Don’t be fooled by a fuel pump providing sufficient pressure but low volume. Low fuel pressure or insufficient volume will affect engine performance and may set a diagnostic code due to lean fuel conditions. Most fuel pumps will pump one pint of fuel in 30 seconds. Follow the vehicle manufacturer’s guidelines for pressure and volume testing.
Leading Causes of Fuel Pump Failure
1Fuel is the coolant and lubricant for the fuel pump. Never allow the fuel level to get below one-quarter tank to prevent overheating of the fuel pump. Running a vehicle out of fuel can cause permanent damage.
2Water in the fuel promotes corrosion, especially on vehicles stored for long periods of time. A low fuel level during cool or humid weather can promote condensation and corrosion. Ethanol can further aggravate the condition. Taking a fuel sample in a glass container can reveal fuel contamination. If the fuel is discolored or reveals the presence of water, replace the fuel.
3Dirty or contaminated fuel. Sediments in the fuel tank can clog the strainer, promoting overheating and premature fuel pump failure. Clean the tank before replacing the fuel pump.
4Fuel tank oxidation, which promotes the formation of deposits.
5When replacing the fuel pump, always replace the strainer. The strainer can catch contaminates larger than 70 microns; however, contaminants as small as 30 microns can pass through the strainer, causing permanent damage to the fuel pump.
6The fuel filter does not directly protect the fuel pump, as contaminated fuel passes through the fuel pump before it gets to the filter, with the exception of applications that have an in-tank fuel filter.

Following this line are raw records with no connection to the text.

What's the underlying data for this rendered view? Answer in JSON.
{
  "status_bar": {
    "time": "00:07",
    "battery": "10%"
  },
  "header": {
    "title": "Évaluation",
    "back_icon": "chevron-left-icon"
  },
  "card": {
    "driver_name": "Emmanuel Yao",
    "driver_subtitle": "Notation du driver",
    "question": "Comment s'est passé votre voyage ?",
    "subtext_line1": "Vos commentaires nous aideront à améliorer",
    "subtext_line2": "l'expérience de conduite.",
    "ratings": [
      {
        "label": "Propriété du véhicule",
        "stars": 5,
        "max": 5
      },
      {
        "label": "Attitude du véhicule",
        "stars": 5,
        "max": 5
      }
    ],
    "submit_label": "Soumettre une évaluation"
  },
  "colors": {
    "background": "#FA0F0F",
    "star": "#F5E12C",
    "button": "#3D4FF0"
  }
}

The pump may overheat and fail while trying to pass fuel through a restricted filter. Replace the filter on a scheduled basis.
7A restricted fuel filter, strainer or blocked return line will stress the fuel pump, leading to pump failure.
8On vehicles equipped with a fuel pump module, heavy concentrations of rust deposits may require replacement of the fuel lines, especially when the contamination is minimal in the fuel tank but heavy deposits are located in the module.
9Purchasing fuel when a tanker is re-supplying a fuel distributor is not recommended, as many deposits are being dislodged in the storage tank.
10Contaminants that pass through the pump can cause pump seizure, resulting in increased amperage flow necessary to overcome the resistance, which can cause overheating of the wiring and related connectors. A restricted fuel filter can promote the same type of electrical failure.
11Special metals and coatings in the fuel system components are necessary for vehicles rated to burn E85 fuel to prevent fuel system corrosion.
Prior to replacing a fuel pump, make certain the loss of pressure or volume is not due to a restricted fuel filter, low voltage or a defective pressure regulator. Make fuel filter replacement a part of your service recommendation. It is the best preventive maintenance you can give the fuel pump.